> [SOURCE DATA]
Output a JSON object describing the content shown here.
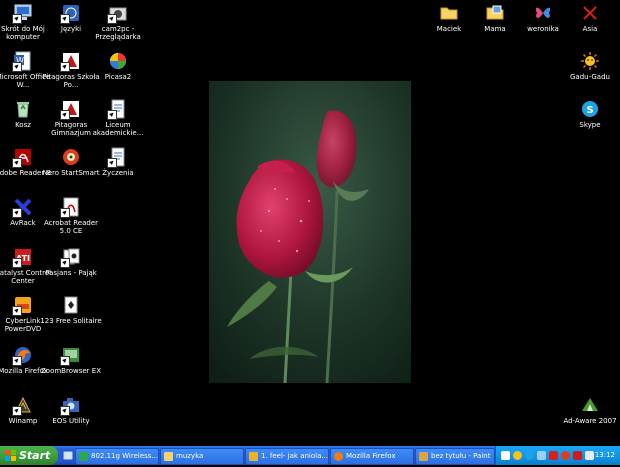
{
  "desktop": {
    "icons": [
      {
        "label": "Skrót do Mój komputer"
      },
      {
        "label": "Microsoft Office W..."
      },
      {
        "label": "Kosz"
      },
      {
        "label": "Adobe Reader 8"
      },
      {
        "label": "AvRack"
      },
      {
        "label": "Catalyst Control Center"
      },
      {
        "label": "CyberLink PowerDVD"
      },
      {
        "label": "Mozilla Firefox"
      },
      {
        "label": "Winamp"
      },
      {
        "label": "Języki"
      },
      {
        "label": "Pitagoras Szkoła Po..."
      },
      {
        "label": "Pitagoras Gimnazjum"
      },
      {
        "label": "Nero StartSmart"
      },
      {
        "label": "Acrobat Reader 5.0 CE"
      },
      {
        "label": "Pasjans - Pająk"
      },
      {
        "label": "123 Free Solitaire"
      },
      {
        "label": "ZoomBrowser EX"
      },
      {
        "label": "EOS Utility"
      },
      {
        "label": "cam2pc - Przeglądarka"
      },
      {
        "label": "Picasa2"
      },
      {
        "label": "Liceum akademickie..."
      },
      {
        "label": "Życzenia"
      },
      {
        "label": "Maciek"
      },
      {
        "label": "Mama"
      },
      {
        "label": "weronika"
      },
      {
        "label": "Asia"
      },
      {
        "label": "Gadu-Gadu"
      },
      {
        "label": "Skype"
      },
      {
        "label": "Ad-Aware 2007"
      }
    ]
  },
  "taskbar": {
    "start_label": "Start",
    "tasks": [
      {
        "label": "802.11g Wireless..."
      },
      {
        "label": "muzyka"
      },
      {
        "label": "1. feel- jak aniola..."
      },
      {
        "label": "Mozilla Firefox"
      },
      {
        "label": "bez tytułu - Paint"
      }
    ],
    "clock": "13:12"
  }
}
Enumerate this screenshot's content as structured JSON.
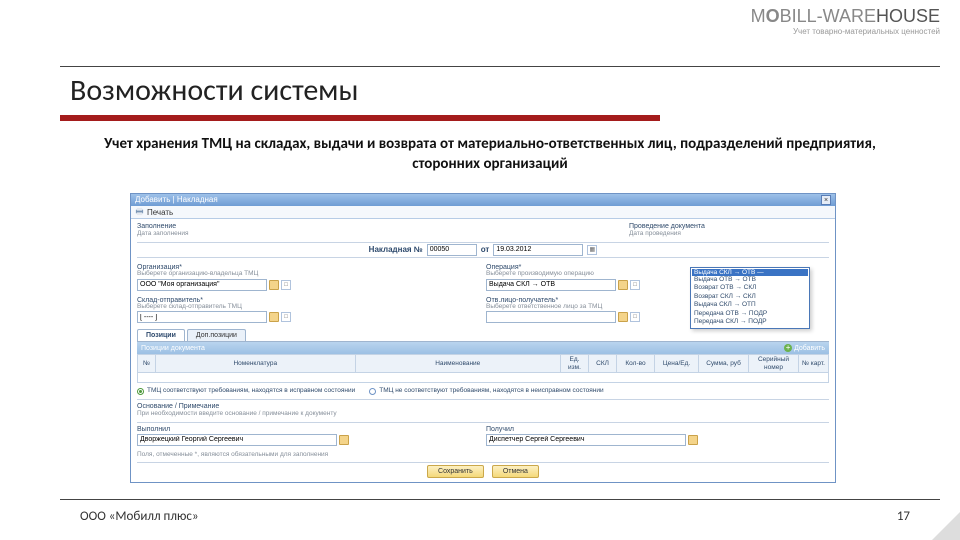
{
  "logo": {
    "text": "MOBILL-WAREHOUSE",
    "subtitle": "Учет товарно-материальных ценностей"
  },
  "page": {
    "title": "Возможности системы",
    "subtitle": "Учет хранения ТМЦ на складах, выдачи и возврата от материально-ответственных лиц, подразделений предприятия, сторонних организаций"
  },
  "win": {
    "title": "Добавить | Накладная",
    "print": "Печать",
    "topright_label1": "Проведение документа",
    "topright_label2": "Дата проведения",
    "topleft_label1": "Заполнение",
    "topleft_label2": "Дата заполнения",
    "docnum_label": "Накладная №",
    "docnum_value": "00050",
    "ot": "от",
    "date": "19.03.2012",
    "org_label": "Организация*",
    "org_hint": "Выберете организацию-владельца ТМЦ",
    "org_value": "ООО \"Моя организация\"",
    "skl_label": "Склад-отправитель*",
    "skl_hint": "Выберете склад-отправитель ТМЦ",
    "skl_value": "[ ---- ]",
    "op_label": "Операция*",
    "op_hint": "Выберете производимую операцию",
    "otv_label": "Отв.лицо-получатель*",
    "otv_hint": "Выберете ответственное лицо за ТМЦ",
    "popup_selected": "Выдача СКЛ → ОТВ",
    "popup_items": [
      "Выдача СКЛ → ОТВ —",
      "Выдача ОТВ → ОТВ",
      "Возврат ОТВ → СКЛ",
      "Возврат СКЛ → СКЛ",
      "Выдача СКЛ → ОТП",
      "Передача ОТВ → ПОДР",
      "Передача СКЛ → ПОДР"
    ],
    "tabs": [
      "Позиции",
      "Доп.позиции"
    ],
    "grid_title": "Позиции документа",
    "add_btn": "Добавить",
    "columns": [
      "№",
      "Номенклатура",
      "Наименование",
      "Ед. изм.",
      "СКЛ",
      "Кол-во",
      "Цена/Ед.",
      "Сумма, руб",
      "Серийный номер",
      "№ карт."
    ],
    "radio_on": "ТМЦ соответствуют требованиям, находятся в исправном состоянии",
    "radio_off": "ТМЦ не соответствуют требованиям, находятся в неисправном состоянии",
    "osn_label": "Основание / Примечание",
    "osn_hint": "При необходимости введите основание / примечание к документу",
    "vyp_label": "Выполнил",
    "vyp_value": "Дворжецкий Георгий Сергеевич",
    "pol_label": "Получил",
    "pol_value": "Диспетчер Сергей Сергеевич",
    "bot_hint": "Поля, отмеченные *, являются обязательными для заполнения",
    "btn_save": "Сохранить",
    "btn_cancel": "Отмена"
  },
  "footer": {
    "company": "ООО «Мобилл плюс»",
    "page": "17"
  }
}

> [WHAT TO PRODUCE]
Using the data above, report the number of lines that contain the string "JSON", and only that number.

> [THE ANSWER]
2